» **Prompt**
Go through the data below and return each line where the string "görüntüleme" occurs.

App and web page records:
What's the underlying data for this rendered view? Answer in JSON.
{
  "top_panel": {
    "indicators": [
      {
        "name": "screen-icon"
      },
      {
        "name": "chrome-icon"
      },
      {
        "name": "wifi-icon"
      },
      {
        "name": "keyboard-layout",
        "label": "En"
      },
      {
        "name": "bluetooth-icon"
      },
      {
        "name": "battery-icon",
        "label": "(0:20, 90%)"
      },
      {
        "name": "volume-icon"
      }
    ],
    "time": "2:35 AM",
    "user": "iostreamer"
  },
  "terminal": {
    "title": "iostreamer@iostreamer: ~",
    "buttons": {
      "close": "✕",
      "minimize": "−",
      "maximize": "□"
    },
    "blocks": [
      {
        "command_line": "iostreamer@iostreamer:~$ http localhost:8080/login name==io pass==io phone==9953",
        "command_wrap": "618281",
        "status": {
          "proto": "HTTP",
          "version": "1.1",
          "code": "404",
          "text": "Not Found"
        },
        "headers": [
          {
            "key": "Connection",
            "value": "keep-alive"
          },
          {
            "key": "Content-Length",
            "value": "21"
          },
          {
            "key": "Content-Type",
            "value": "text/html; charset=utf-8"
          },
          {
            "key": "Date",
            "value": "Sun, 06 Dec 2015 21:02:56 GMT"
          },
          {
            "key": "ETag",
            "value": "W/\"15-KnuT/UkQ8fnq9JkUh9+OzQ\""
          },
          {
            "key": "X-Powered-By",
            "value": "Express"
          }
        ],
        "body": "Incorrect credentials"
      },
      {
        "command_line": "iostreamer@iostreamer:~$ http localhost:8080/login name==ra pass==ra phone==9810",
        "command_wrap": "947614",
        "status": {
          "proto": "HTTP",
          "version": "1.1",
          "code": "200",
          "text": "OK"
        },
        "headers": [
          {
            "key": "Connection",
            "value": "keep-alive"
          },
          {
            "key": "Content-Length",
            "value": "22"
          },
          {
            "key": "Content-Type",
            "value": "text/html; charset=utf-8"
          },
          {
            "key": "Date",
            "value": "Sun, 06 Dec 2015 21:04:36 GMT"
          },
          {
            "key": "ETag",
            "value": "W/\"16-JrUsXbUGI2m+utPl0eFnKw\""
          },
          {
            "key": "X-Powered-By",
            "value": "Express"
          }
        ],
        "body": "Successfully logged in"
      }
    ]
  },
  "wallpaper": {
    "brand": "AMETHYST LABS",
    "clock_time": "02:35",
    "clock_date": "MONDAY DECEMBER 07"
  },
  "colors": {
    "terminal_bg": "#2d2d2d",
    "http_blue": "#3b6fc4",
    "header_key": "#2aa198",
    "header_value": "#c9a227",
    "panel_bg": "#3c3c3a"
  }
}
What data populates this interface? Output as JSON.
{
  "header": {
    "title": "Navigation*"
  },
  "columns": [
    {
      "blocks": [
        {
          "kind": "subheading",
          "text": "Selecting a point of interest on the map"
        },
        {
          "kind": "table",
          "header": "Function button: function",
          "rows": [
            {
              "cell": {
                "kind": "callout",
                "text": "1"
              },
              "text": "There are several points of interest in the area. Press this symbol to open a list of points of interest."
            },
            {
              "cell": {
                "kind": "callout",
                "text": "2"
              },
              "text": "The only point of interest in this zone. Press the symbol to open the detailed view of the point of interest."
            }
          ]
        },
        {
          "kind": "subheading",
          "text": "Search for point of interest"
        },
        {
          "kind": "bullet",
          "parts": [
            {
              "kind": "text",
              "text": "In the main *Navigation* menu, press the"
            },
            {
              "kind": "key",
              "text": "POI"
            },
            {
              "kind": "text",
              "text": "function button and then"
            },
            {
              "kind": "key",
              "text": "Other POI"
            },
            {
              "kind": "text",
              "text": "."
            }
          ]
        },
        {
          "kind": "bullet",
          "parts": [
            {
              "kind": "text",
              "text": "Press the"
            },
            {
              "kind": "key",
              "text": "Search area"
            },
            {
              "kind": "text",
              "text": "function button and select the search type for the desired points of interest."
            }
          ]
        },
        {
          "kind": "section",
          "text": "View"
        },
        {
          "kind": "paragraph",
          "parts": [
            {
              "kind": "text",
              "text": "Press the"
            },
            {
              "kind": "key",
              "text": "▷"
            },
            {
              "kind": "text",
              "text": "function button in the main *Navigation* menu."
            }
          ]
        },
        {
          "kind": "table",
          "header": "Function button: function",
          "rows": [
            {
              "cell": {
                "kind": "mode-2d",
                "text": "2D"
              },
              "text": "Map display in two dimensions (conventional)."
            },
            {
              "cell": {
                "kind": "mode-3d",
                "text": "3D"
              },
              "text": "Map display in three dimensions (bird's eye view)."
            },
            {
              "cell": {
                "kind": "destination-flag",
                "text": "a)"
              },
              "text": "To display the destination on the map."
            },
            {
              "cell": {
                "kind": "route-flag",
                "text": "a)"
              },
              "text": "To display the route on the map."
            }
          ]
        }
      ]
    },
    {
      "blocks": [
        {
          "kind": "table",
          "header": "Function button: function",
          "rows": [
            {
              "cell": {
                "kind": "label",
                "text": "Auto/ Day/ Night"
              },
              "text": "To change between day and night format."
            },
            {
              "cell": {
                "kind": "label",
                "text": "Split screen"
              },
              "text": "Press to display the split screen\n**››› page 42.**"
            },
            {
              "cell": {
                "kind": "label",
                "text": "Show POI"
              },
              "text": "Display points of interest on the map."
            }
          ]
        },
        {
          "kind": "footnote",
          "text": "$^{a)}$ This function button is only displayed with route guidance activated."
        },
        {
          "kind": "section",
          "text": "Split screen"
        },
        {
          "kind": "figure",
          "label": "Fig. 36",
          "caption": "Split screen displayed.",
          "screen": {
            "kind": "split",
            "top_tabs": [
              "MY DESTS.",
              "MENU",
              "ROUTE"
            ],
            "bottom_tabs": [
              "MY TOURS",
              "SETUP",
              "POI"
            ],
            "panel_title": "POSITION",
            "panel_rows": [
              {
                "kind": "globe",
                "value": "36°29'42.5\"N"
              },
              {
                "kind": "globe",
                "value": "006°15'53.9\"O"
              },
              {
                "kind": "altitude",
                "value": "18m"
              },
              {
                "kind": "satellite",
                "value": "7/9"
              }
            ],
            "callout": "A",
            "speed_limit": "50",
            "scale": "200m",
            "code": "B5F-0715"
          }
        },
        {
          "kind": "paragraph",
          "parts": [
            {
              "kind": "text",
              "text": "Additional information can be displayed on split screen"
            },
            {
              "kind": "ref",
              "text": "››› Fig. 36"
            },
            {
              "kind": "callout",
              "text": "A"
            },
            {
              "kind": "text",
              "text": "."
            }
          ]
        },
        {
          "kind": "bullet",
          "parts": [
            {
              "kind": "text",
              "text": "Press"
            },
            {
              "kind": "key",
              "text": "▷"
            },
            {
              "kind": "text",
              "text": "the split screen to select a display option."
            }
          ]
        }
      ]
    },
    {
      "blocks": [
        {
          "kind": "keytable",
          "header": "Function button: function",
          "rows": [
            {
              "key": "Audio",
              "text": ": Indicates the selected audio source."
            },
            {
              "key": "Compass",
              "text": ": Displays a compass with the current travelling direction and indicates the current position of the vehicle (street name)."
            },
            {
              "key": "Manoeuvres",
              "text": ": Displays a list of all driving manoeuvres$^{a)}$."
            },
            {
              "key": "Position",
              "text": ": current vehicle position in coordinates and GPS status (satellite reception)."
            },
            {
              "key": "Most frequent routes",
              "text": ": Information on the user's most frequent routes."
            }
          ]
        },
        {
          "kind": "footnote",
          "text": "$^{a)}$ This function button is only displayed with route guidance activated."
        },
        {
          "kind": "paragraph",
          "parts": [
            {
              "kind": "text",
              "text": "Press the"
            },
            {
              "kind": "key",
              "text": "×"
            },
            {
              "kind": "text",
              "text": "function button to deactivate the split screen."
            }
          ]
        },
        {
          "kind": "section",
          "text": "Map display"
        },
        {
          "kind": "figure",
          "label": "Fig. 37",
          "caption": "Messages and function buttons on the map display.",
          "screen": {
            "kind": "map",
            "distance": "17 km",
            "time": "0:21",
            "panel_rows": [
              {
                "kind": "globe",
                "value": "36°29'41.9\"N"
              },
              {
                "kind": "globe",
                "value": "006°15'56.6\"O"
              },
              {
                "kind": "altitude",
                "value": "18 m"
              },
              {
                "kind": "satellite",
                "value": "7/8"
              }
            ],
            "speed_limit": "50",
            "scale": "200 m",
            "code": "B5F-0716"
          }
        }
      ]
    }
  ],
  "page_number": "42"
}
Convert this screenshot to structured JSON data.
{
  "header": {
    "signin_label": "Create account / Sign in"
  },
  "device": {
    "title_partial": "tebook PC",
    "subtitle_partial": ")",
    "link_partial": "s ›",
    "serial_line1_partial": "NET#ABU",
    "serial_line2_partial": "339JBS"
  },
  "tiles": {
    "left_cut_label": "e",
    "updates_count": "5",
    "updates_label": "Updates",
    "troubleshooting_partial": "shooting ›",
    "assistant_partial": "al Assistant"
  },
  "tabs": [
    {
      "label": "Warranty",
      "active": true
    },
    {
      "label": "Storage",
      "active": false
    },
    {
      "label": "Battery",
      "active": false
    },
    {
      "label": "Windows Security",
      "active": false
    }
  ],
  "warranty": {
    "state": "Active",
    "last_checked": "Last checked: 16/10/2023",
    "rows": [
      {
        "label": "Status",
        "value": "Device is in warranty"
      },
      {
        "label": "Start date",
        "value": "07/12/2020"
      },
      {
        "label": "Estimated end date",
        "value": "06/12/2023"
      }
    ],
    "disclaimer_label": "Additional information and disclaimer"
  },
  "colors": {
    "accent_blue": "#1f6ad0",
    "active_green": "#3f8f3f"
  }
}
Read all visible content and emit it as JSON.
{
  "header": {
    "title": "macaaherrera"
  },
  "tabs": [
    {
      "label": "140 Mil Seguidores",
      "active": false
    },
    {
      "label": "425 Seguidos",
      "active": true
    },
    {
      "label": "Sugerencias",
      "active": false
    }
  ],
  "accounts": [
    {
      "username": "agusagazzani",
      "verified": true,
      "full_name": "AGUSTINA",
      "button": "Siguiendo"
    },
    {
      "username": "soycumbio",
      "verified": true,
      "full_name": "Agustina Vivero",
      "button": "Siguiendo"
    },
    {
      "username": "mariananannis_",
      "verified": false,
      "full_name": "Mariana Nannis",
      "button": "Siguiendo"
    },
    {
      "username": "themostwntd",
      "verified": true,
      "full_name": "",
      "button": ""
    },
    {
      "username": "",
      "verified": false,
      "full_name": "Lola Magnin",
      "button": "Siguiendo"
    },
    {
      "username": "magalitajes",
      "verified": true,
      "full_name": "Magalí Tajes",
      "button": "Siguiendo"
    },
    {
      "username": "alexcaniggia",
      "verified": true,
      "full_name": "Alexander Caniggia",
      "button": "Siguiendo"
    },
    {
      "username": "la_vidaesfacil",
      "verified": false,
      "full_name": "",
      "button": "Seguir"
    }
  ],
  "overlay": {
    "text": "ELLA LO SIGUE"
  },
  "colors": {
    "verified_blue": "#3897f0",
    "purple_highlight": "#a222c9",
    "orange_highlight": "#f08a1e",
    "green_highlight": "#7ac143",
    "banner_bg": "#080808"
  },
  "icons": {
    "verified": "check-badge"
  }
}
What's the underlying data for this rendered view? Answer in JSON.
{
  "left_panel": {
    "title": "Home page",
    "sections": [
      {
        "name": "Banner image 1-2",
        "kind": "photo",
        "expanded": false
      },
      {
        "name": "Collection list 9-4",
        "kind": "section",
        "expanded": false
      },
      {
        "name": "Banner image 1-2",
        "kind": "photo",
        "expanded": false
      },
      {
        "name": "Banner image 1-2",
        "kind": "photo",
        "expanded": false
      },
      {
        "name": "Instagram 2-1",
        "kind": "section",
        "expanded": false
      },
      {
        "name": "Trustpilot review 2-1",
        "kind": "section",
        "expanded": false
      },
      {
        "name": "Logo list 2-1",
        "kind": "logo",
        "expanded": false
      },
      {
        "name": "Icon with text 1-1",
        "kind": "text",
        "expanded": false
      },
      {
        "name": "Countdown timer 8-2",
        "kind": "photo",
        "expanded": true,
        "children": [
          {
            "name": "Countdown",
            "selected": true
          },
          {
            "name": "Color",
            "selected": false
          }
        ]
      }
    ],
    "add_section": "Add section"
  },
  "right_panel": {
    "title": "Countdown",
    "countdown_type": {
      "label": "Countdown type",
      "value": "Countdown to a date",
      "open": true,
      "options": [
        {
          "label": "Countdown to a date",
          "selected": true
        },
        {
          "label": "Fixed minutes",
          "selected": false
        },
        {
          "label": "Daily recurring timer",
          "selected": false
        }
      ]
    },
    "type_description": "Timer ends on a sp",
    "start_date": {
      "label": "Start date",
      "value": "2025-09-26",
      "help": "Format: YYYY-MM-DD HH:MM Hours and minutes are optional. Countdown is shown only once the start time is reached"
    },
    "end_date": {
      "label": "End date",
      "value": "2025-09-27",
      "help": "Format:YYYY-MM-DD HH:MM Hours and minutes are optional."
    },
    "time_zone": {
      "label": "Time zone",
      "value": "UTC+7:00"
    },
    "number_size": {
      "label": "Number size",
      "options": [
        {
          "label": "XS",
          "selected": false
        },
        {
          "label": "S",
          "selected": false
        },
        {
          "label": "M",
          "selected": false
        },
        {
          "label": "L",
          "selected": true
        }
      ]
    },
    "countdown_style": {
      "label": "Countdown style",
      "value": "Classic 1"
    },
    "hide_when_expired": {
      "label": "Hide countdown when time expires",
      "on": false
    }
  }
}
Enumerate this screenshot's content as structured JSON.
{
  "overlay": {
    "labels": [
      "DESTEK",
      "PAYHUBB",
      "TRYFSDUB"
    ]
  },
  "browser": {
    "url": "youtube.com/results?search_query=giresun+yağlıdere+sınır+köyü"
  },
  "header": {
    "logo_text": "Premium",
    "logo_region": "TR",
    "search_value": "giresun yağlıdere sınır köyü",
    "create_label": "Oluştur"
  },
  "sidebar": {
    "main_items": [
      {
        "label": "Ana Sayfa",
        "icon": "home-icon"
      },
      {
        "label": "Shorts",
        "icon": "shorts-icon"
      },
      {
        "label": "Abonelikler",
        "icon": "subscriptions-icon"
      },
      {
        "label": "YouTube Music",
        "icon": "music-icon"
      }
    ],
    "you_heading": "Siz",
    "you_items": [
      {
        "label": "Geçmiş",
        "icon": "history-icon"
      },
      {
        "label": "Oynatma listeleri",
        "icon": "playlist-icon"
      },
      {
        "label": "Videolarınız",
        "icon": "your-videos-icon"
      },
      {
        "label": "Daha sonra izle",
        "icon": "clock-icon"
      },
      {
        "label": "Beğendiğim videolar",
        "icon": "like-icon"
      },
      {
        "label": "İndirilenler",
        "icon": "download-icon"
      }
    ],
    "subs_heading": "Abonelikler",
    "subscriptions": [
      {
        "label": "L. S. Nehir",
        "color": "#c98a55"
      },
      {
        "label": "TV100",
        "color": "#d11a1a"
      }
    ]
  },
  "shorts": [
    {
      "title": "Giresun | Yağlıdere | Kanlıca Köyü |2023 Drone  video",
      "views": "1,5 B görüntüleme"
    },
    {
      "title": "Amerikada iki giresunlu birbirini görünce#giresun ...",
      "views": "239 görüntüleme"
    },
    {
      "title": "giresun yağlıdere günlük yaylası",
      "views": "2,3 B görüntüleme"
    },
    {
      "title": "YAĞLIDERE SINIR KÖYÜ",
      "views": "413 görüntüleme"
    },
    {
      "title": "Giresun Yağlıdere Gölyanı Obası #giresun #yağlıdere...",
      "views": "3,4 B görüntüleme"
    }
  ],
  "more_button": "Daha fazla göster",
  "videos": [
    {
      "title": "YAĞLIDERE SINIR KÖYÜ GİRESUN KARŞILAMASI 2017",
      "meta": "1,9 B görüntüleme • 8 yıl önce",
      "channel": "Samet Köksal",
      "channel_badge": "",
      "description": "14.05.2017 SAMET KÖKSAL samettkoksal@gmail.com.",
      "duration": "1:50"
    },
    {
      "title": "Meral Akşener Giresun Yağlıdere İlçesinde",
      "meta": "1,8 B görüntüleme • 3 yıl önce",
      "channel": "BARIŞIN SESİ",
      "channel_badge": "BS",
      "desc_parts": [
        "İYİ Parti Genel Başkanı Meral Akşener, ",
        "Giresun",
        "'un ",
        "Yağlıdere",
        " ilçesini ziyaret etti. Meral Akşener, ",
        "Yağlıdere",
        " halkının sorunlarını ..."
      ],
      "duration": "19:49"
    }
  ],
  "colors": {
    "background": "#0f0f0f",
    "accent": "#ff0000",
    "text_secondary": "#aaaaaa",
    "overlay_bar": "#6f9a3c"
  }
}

» **Output for this exercise**
      "views": "1,5 B görüntüleme"
      "views": "239 görüntüleme"
      "views": "2,3 B görüntüleme"
      "views": "413 görüntüleme"
      "views": "3,4 B görüntüleme"
      "meta": "1,9 B görüntüleme • 8 yıl önce",
      "meta": "1,8 B görüntüleme • 3 yıl önce",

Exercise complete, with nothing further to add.